GIVEN DATA:
++++++++++

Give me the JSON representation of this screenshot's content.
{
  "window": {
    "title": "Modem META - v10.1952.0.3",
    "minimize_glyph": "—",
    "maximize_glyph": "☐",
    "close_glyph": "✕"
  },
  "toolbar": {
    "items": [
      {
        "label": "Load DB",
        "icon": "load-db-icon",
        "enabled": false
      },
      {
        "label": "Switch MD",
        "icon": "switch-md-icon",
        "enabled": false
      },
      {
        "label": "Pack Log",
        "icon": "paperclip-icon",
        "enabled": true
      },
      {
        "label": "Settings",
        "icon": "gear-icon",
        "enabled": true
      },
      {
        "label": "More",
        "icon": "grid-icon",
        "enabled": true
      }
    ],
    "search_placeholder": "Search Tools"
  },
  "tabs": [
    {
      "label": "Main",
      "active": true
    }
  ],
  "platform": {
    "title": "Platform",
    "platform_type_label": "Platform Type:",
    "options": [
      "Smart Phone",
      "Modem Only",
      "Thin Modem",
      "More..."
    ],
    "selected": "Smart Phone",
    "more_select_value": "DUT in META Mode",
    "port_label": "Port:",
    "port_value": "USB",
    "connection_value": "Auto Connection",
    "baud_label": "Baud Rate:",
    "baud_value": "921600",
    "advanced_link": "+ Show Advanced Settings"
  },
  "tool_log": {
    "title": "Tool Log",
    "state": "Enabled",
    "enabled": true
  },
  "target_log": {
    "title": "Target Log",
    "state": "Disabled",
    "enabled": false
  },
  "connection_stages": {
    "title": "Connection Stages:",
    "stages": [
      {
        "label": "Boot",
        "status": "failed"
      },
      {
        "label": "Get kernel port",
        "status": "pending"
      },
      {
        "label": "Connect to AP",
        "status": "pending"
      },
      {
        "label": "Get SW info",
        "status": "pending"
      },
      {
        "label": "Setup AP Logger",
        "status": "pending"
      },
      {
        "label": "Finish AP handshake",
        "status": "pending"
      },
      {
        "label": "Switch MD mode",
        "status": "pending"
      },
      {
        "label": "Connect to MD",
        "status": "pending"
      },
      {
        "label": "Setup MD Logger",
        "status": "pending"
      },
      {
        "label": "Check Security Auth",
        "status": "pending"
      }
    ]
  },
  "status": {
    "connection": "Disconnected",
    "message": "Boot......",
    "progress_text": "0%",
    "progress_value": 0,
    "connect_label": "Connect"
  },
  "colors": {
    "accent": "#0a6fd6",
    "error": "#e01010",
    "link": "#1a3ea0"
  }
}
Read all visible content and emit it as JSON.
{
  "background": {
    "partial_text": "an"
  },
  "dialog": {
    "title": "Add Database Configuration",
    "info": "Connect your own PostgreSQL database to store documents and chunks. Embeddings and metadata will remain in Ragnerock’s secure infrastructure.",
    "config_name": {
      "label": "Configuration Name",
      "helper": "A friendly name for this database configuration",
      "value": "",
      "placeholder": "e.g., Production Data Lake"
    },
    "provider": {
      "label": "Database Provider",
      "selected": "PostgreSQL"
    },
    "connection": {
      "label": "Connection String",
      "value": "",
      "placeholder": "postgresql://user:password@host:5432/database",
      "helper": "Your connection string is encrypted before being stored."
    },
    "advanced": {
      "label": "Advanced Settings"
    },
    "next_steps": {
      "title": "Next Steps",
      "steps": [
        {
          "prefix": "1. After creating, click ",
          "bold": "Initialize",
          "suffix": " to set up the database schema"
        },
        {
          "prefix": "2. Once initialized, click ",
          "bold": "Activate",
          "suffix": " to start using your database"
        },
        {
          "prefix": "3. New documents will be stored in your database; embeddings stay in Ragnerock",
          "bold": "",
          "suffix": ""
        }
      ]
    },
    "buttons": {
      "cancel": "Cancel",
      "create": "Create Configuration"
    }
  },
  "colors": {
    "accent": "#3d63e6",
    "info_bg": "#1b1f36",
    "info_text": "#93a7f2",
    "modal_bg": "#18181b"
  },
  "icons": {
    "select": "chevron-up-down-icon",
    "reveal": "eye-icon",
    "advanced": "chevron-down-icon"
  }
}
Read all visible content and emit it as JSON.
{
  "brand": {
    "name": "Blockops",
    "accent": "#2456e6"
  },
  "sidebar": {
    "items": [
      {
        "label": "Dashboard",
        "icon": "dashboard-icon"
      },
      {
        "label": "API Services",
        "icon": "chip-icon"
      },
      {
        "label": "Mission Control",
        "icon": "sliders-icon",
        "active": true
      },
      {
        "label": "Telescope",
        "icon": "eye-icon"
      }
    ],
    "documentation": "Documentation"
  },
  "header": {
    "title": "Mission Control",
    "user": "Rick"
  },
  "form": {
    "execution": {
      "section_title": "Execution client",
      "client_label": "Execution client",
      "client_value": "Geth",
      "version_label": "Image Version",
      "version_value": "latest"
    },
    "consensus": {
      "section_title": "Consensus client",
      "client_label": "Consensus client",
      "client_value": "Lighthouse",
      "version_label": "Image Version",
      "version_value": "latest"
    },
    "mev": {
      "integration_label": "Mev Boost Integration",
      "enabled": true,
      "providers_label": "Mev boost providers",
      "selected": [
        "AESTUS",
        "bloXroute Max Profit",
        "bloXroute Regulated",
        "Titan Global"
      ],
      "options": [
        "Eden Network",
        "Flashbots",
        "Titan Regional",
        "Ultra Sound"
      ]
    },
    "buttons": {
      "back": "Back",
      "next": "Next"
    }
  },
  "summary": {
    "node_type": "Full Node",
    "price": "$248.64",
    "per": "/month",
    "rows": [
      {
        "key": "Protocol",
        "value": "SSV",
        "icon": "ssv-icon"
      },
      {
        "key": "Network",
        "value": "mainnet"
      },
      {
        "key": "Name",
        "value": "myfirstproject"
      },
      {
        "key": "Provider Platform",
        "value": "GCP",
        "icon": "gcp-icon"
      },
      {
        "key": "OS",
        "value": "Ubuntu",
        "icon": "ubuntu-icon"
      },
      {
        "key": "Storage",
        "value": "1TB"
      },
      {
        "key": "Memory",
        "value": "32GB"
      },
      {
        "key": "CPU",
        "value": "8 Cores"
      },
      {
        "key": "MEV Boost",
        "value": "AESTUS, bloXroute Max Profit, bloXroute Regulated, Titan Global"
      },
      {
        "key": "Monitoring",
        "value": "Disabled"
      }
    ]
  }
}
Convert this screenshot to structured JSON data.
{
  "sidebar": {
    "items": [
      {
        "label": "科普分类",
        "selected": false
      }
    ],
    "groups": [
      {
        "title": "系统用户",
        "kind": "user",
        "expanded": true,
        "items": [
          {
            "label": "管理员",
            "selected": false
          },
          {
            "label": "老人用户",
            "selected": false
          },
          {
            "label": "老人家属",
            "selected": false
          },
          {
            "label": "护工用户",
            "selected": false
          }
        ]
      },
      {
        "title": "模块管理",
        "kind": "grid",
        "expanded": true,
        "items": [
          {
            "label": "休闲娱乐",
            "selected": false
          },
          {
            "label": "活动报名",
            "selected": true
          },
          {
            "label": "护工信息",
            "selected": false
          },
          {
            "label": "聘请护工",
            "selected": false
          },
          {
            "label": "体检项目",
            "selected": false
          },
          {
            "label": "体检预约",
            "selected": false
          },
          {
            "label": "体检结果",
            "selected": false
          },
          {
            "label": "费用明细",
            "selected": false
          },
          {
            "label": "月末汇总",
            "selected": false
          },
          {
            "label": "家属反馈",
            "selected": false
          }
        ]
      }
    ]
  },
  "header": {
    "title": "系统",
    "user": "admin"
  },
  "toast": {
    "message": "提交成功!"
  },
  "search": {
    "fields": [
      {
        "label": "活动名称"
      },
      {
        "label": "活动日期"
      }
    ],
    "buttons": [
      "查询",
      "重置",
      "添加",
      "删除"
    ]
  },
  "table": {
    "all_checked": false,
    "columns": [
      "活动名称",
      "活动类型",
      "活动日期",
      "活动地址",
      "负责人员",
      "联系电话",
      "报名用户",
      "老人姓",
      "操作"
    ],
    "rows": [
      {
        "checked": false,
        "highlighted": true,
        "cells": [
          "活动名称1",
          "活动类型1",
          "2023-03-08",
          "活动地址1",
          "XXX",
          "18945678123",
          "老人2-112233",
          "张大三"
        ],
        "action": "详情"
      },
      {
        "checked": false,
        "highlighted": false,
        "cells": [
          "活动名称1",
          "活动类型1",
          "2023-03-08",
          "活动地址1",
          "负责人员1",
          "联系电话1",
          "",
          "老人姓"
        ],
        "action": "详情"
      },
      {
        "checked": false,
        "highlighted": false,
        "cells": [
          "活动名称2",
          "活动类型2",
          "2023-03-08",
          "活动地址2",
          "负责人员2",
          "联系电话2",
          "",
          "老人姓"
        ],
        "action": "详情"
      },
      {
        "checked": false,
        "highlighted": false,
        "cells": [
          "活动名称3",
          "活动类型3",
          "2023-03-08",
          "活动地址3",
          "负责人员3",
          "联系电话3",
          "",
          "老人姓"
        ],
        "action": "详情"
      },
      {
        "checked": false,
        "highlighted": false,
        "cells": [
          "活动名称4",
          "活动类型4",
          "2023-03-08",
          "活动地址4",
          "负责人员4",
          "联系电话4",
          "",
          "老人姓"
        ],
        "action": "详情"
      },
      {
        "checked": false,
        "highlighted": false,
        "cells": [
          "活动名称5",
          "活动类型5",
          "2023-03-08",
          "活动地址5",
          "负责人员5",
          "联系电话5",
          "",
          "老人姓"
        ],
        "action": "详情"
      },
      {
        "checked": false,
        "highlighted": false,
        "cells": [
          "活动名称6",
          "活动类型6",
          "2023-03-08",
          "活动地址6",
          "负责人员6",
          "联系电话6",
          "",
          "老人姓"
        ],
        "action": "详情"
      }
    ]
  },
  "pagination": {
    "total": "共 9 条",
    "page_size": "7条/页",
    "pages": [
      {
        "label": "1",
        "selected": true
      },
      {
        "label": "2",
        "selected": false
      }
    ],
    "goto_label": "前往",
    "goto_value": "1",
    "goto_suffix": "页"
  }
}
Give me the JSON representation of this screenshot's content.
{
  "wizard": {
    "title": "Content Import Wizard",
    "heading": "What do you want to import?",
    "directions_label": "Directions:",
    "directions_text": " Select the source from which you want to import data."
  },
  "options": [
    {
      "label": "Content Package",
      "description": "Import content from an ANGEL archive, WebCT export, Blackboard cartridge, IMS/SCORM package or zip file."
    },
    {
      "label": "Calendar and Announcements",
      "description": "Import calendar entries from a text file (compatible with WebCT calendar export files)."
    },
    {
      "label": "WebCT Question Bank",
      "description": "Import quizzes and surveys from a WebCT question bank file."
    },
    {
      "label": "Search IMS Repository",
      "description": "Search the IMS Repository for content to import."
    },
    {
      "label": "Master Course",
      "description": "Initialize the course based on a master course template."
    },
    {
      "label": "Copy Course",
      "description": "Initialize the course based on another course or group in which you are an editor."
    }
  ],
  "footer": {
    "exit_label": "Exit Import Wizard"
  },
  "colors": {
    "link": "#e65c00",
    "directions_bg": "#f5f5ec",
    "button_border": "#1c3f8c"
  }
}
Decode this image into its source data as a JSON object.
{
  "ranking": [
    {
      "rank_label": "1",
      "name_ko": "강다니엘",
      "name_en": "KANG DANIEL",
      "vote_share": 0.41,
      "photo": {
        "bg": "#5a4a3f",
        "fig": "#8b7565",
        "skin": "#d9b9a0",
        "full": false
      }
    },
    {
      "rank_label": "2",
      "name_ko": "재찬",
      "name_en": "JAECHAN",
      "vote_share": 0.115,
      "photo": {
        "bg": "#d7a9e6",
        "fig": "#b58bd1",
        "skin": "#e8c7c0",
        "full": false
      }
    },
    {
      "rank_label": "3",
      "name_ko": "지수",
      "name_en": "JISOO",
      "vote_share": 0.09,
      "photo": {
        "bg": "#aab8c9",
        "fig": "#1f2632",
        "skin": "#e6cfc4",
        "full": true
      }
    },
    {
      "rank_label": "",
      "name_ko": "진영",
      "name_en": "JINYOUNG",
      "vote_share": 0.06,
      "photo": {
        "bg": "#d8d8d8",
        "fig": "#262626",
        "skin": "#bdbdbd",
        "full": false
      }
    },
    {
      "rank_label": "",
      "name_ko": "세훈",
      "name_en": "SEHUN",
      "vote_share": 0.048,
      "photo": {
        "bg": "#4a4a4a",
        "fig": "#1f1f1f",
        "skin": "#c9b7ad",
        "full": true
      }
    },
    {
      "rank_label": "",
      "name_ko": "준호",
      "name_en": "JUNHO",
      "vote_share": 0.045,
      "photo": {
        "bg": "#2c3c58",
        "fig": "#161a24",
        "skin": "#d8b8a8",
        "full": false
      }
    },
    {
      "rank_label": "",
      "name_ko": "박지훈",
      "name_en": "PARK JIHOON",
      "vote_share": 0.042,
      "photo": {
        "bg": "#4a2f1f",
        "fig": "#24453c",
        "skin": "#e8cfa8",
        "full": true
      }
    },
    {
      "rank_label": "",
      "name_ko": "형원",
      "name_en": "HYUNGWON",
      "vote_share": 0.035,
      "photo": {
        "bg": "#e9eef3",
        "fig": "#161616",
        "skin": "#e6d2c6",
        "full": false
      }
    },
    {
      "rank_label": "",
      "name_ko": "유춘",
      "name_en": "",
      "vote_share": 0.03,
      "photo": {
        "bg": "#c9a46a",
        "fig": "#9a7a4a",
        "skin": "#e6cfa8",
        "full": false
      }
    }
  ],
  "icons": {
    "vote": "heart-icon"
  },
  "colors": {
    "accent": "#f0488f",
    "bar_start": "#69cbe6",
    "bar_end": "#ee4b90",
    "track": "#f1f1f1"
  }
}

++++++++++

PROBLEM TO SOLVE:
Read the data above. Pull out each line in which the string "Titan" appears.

RESPONSE AREA:
        "Titan Global"
        "Titan Regional",
        "value": "AESTUS, bloXroute Max Profit, bloXroute Regulated, Titan Global"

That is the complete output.